Petitions are available at the West Virginia Judiciary website for both felony and misdemeanor violations as well as traffic citations. You will want to be sure you are completing the right one, and a lawyer can help ensure you are taking all of the proper steps.

West Virginia Expungement Service and Filing Fees

You should fill out the caption or title portion of the Certificate of Service. Indicate the boxes next to all applicable recipients, print or type the appropriate addresses, and make as many copies of the petition and all attached documentation as will be necessary to serve all parties by the method you are indicating. You have to serve a petition and all supporting documentation to all of the following individuals or entities: 

  • Superintendent of the state police
  • Prosecuting attorney of the county of conviction
  • Chief of police or another executive head of a municipal police department where an alleged offense occurred
  • Chief law enforcement officer of any other law enforcement agency participating in an arrest
  • Superintendent or warden of any institution where the alleged offender was confined
  • Circuit court, magistrate court, or municipal court that disposed of the criminal charges

Under West Virginia Code § 61-11-26(e), any of the parties you serve can file a notice of opposition to the court within 30 days of service of the petition.
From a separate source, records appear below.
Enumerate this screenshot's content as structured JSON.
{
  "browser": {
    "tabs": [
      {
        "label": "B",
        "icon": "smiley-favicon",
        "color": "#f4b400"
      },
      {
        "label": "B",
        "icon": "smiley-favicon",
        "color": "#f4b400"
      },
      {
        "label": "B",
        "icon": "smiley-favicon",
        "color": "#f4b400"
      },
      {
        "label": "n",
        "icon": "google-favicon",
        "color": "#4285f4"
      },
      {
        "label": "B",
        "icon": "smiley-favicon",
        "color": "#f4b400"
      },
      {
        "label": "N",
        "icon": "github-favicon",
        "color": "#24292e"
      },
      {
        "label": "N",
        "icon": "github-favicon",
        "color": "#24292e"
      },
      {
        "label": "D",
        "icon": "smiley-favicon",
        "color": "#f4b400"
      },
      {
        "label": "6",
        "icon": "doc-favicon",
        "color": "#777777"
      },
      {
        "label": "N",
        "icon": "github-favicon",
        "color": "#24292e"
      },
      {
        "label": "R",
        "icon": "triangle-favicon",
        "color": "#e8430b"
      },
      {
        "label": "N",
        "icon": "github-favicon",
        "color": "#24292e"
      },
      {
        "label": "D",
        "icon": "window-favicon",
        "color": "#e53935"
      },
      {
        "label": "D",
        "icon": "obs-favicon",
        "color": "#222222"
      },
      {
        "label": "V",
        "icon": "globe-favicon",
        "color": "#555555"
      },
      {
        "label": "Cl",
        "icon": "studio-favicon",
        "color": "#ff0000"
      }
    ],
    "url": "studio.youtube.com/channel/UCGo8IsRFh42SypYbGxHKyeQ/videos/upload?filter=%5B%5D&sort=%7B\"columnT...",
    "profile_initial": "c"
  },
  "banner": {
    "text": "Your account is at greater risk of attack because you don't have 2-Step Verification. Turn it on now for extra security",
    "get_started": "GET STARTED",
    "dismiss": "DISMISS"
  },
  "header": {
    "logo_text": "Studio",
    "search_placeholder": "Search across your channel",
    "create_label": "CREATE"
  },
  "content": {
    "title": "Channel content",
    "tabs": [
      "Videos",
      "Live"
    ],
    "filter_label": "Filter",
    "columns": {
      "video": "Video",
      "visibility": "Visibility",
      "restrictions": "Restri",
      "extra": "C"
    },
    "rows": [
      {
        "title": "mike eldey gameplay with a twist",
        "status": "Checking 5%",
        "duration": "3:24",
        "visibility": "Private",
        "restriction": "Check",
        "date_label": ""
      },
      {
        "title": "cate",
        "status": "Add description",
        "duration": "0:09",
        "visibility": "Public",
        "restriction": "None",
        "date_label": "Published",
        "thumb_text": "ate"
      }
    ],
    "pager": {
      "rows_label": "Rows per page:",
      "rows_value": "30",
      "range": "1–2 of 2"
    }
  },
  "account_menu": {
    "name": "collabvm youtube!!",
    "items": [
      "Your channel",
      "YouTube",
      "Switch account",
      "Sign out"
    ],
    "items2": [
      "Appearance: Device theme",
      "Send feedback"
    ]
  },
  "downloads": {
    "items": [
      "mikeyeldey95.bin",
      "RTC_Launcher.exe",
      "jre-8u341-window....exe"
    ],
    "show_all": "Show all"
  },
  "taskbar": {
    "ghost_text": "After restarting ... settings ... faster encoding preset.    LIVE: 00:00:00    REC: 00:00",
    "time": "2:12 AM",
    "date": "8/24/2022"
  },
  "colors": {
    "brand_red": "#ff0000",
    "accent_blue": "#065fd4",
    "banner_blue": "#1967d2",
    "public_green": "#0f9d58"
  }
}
A response to the notice of opposition can be filed 30 days after service. 

The court may grant a petition without a hearing within 60 days of the filing of a petition, set the matter for a hearing, or deny the petition. A filing fee will be collected in advance and is $200. 

Additional fees can also be required, such as, but not limited to, service and copies at the time of filing. A person who is granted expungement must also pay a fee of $100 to the West Virginia State Police records division for the cost of processing an expungement, but this fee can be waived when the petition is granted pursuant to the expedited procedure established for people with a medically documented history of substance abuse.

Call Us Today to Schedule a Free Consultation with a Charleston Violent Crimes Attorney

If you are trying to expunge a criminal record in West Virginia, do not try to handle a very complicated process on your own. Cary Law Office can work closely with you and guide you through the entire expungement process so you will be confident that you are handling everything in the exact manner that you are required to do so.

Our firm fully understands the many hardships people are facing because of their convictions or arrest records, even when their cases did not result in convictions, and we can work to make sure that your criminal history is no longer a matter of public record. Call (304) 804-6369 or contact us online to receive a free consultation so we can examine exactly what you are dealing with and how we can help.